AltspaceVR has today announced FrontRow, a new feature of the social VR platform which opens the door for mass-attended events in virtual reality.
Available on the Oculus Rift, HTC Vive, and Samsung Gear VR, AltspaceVR has made it easy to jump into a shared virtual reality spaces with friends to chat, browse the web, play board games, and more. But technical limitations have made it difficult for the platform to host singular spaces at large scales, with a recommended max occupancy sitting somewhere around 100 users. AltspaceVR has now created a new technique which aims to remove that limitation, in a sense.
FrontRow, as the company calls it, can intelligently mirror select users from one instance of a virtual room into many others simultaneously. To the users who are actually in the room, the mirrored user looks and sounds identical to any other real user in that room.

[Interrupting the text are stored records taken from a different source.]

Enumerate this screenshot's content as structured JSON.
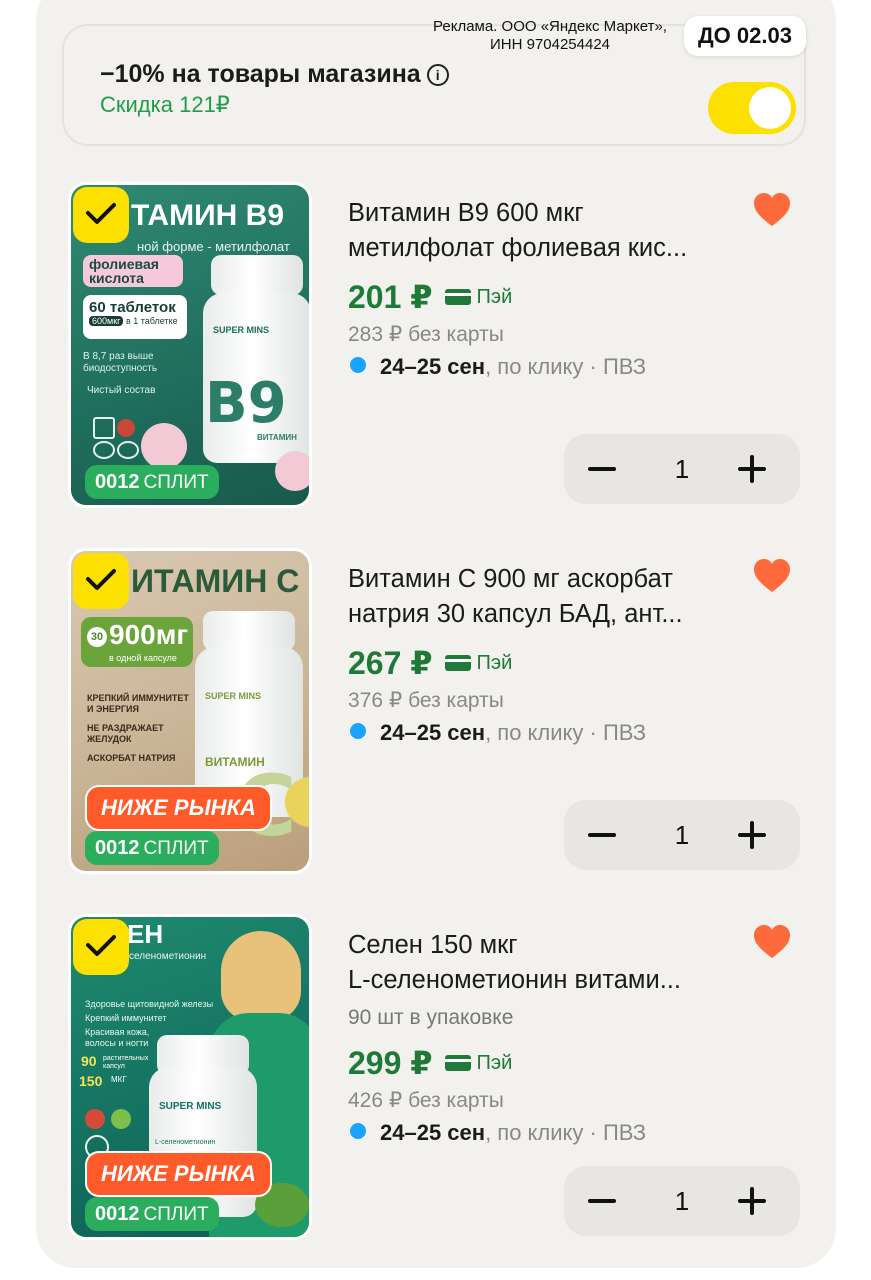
{
  "ad": {
    "line1": "Реклама. ООО «Яндекс Маркет»,",
    "line2": "ИНН 9704254424",
    "date_badge": "ДО 02.03"
  },
  "promo": {
    "title": "−10% на товары магазина",
    "info_icon": "i",
    "discount": "Скидка 121₽",
    "toggle_on": true,
    "toggle_color": "#fce000"
  },
  "items": [
    {
      "name_line1": "Витамин B9 600 мкг",
      "name_line2": "метилфолат фолиевая кис...",
      "pack": "",
      "price": "201 ₽",
      "pay": "Пэй",
      "old_price": "283 ₽  без карты",
      "delivery_date": "24–25 сен",
      "delivery_rest": ", по клику · ПВЗ",
      "qty": "1",
      "minus": "−",
      "plus": "+",
      "thumb": {
        "title": "ТАМИН B9",
        "subtitle": "ной форме - метилфолат",
        "tag": "фолиевая кислота",
        "tablets": "60 таблеток",
        "dose": "600мкг",
        "dose_note": "в 1 таблетке",
        "bio": "В 8,7 раз выше биодоступность",
        "clean": "Чистый состав",
        "brand": "SUPER MINS",
        "letter": "B9",
        "label_small": "ВИТАМИН",
        "split": "0012",
        "split_word": "СПЛИТ",
        "lower": ""
      }
    },
    {
      "name_line1": "Витамин C 900 мг аскорбат",
      "name_line2": "натрия 30 капсул БАД, ант...",
      "pack": "",
      "price": "267 ₽",
      "pay": "Пэй",
      "old_price": "376 ₽  без карты",
      "delivery_date": "24–25 сен",
      "delivery_rest": ", по клику · ПВЗ",
      "qty": "1",
      "minus": "−",
      "plus": "+",
      "thumb": {
        "title": "ИТАМИН С",
        "dose": "900мг",
        "count": "30",
        "dose_note": "в одной капсуле",
        "b1": "КРЕПКИЙ ИММУНИТЕТ И ЭНЕРГИЯ",
        "b2": "НЕ РАЗДРАЖАЕТ ЖЕЛУДОК",
        "b3": "АСКОРБАТ НАТРИЯ",
        "brand": "SUPER MINS",
        "label_small": "ВИТАМИН",
        "letter": "C",
        "split": "0012",
        "split_word": "СПЛИТ",
        "lower": "НИЖЕ РЫНКА"
      }
    },
    {
      "name_line1": "Селен 150 мкг",
      "name_line2": "L-селенометионин витами...",
      "pack": "90 шт в упаковке",
      "price": "299 ₽",
      "pay": "Пэй",
      "old_price": "426 ₽  без карты",
      "delivery_date": "24–25 сен",
      "delivery_rest": ", по клику · ПВЗ",
      "qty": "1",
      "minus": "−",
      "plus": "+",
      "thumb": {
        "title": "ЕН",
        "sub": "селенометионин",
        "b1": "Здоровье щитовидной железы",
        "b2": "Крепкий иммунитет",
        "b3": "Красивая кожа, волосы и ногти",
        "caps": "90",
        "caps_note": "растительных капсул",
        "mcg": "150",
        "mcg_note": "МКГ",
        "brand": "SUPER MINS",
        "label_small": "L-селенометионин",
        "split": "0012",
        "split_word": "СПЛИТ",
        "lower": "НИЖЕ РЫНКА"
      }
    }
  ],
  "colors": {
    "accent_yellow": "#fce000",
    "price_green": "#1f7a3a",
    "discount_green": "#1f9d48",
    "heart": "#ff6a3d",
    "delivery_dot": "#1aa3ff"
  }
}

So when it comes to something like the upcoming Reggie Watts performance in AltspaceVR on Thursday, Watts’ avatar can be mirrored into hundreds of virtual rooms, instead of trying to cram the entire virtual audience into one space. The company says the tech could feasibly allow anywhere from 40 to 40,000 people to watch a performance like Watts’ simultaneously in virtual reality.
I got to see the tech in action for myself in a preview earlier this week. As promised, an avatar who was technically inside of another virtual room appeared to be standing directly in front of me. We could talk and interact in real-time as usual, without any additional latency compared to actually being in the same virtual space.

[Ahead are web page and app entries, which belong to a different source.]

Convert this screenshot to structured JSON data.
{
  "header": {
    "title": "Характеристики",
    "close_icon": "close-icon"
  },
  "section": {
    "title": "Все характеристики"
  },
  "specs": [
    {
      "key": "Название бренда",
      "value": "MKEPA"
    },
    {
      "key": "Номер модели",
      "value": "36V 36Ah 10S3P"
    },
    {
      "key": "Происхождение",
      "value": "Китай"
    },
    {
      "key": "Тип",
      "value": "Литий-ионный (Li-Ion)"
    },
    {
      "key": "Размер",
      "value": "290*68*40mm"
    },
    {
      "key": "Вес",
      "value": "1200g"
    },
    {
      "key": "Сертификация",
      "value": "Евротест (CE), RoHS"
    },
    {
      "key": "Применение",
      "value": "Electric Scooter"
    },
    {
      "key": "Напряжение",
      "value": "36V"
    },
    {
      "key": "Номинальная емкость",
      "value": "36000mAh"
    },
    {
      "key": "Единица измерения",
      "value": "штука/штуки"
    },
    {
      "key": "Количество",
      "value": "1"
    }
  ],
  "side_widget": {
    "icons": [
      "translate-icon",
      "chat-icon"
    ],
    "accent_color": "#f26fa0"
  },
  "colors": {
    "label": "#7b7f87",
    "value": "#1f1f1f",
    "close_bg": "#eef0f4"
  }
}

FrontRow also adds flexibility in how users can experience such virtual events. If you’d like to be in a room with strangers watching a performance on stage, you can easily join a public space which the performer is mirrored into; if you’d like to see the action up close with just a few friends, you can make a private space for your group with the performer mirrored just feet away from you for an intimate performance.

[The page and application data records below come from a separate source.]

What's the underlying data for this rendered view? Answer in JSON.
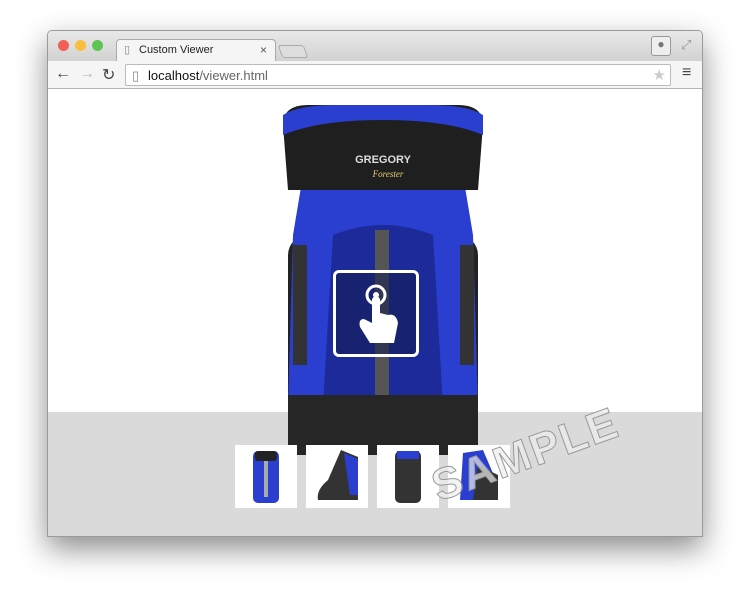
{
  "browser": {
    "tab_title": "Custom Viewer",
    "tab_close": "×",
    "url_host": "localhost",
    "url_path": "/viewer.html",
    "icons": [
      "back-arrow-icon",
      "forward-arrow-icon",
      "reload-icon",
      "page-icon",
      "star-icon",
      "menu-icon",
      "profile-icon",
      "fullscreen-icon"
    ]
  },
  "viewer": {
    "product_logo": "GREGORY",
    "product_model": "Forester",
    "watermark": "SAMPLE",
    "touch_icon": "tap-hand-icon",
    "thumbnails": [
      {
        "view": "front"
      },
      {
        "view": "side-left"
      },
      {
        "view": "back"
      },
      {
        "view": "side-right"
      }
    ],
    "colors": {
      "pack_blue": "#2a3fd0",
      "pack_black": "#222222"
    }
  }
}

While this isn’t a true solution to the (arguably unnecessary) challenge of having thousands of virtual users in one place at the same time, it’s an elegant way to massively scale the sort of virtual events where a big crowd comes to see a small number of performers (like a comedy routine or a band).